• _What is required_
The expected output is each line below containing "selected", copied in full.
*** Opening Provided data ***
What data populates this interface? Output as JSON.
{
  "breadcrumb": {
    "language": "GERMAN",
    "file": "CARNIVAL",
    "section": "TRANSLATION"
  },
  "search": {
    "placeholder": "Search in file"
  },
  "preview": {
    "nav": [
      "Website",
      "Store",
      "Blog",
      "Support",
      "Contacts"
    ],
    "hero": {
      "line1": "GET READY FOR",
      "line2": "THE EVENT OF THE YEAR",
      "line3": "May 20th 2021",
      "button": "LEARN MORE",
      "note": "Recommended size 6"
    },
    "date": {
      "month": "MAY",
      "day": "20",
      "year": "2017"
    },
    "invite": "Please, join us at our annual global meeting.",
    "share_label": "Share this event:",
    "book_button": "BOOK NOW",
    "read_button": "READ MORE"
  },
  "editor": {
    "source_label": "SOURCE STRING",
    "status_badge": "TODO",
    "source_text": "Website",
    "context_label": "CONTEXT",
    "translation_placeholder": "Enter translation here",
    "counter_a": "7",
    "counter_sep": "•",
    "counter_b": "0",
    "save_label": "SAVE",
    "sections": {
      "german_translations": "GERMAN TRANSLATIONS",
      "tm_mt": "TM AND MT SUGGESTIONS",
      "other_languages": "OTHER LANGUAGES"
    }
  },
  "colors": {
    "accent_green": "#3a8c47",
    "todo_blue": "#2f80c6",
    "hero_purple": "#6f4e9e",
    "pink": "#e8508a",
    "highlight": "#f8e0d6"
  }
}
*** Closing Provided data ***
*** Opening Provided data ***
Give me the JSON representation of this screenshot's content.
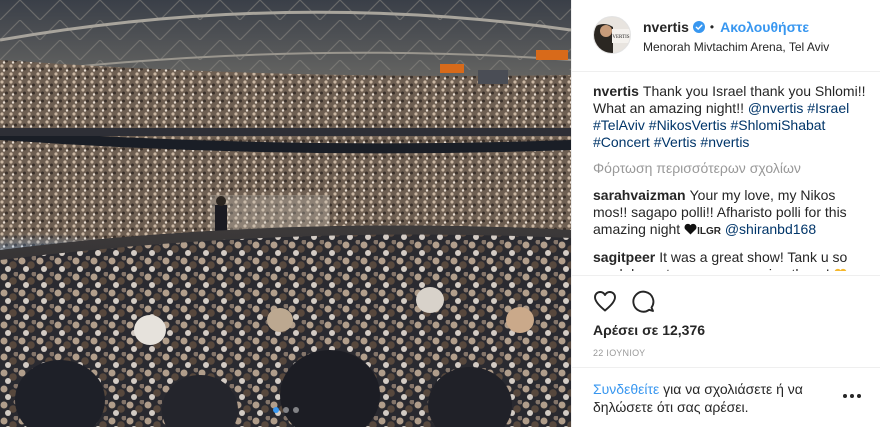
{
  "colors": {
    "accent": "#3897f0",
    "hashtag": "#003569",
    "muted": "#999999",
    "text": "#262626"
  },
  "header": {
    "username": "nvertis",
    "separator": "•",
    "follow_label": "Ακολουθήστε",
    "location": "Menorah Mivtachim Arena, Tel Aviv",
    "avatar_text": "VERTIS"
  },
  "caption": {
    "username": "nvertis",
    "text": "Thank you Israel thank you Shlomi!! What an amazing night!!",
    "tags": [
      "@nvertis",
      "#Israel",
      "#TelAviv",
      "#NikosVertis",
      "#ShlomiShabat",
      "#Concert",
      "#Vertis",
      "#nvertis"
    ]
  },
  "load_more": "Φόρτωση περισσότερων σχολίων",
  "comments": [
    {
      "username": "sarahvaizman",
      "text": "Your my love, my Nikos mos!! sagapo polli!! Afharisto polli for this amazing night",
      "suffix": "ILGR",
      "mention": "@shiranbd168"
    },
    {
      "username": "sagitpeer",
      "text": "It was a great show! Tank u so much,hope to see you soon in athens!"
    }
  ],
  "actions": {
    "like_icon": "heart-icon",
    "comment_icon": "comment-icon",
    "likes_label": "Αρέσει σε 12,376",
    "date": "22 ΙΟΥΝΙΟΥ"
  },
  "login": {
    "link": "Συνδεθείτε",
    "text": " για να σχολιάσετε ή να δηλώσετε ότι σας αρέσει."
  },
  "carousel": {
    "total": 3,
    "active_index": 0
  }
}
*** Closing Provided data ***
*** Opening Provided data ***
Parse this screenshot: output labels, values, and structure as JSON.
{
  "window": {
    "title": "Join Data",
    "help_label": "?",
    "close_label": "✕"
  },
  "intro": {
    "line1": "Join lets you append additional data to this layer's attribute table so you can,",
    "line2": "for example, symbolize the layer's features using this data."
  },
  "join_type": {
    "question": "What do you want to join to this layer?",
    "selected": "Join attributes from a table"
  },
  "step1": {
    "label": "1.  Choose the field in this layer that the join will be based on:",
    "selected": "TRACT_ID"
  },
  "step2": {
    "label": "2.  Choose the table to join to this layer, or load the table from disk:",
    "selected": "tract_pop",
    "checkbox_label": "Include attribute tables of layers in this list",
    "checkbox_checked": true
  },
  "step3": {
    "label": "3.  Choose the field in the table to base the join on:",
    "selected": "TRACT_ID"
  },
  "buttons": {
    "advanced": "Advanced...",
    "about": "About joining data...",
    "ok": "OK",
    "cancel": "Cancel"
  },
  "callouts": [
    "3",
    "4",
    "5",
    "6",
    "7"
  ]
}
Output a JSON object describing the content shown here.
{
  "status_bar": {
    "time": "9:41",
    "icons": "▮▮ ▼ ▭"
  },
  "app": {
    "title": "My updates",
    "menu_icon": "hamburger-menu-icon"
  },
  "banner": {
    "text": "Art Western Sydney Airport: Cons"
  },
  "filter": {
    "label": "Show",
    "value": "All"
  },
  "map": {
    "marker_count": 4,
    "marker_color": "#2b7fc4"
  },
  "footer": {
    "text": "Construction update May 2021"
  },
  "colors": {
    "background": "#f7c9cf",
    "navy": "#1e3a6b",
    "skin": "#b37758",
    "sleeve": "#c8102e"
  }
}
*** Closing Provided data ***
• _Solution for this exercise_
    "selected": "Join attributes from a table"
    "selected": "TRACT_ID"
    "selected": "tract_pop",
    "selected": "TRACT_ID"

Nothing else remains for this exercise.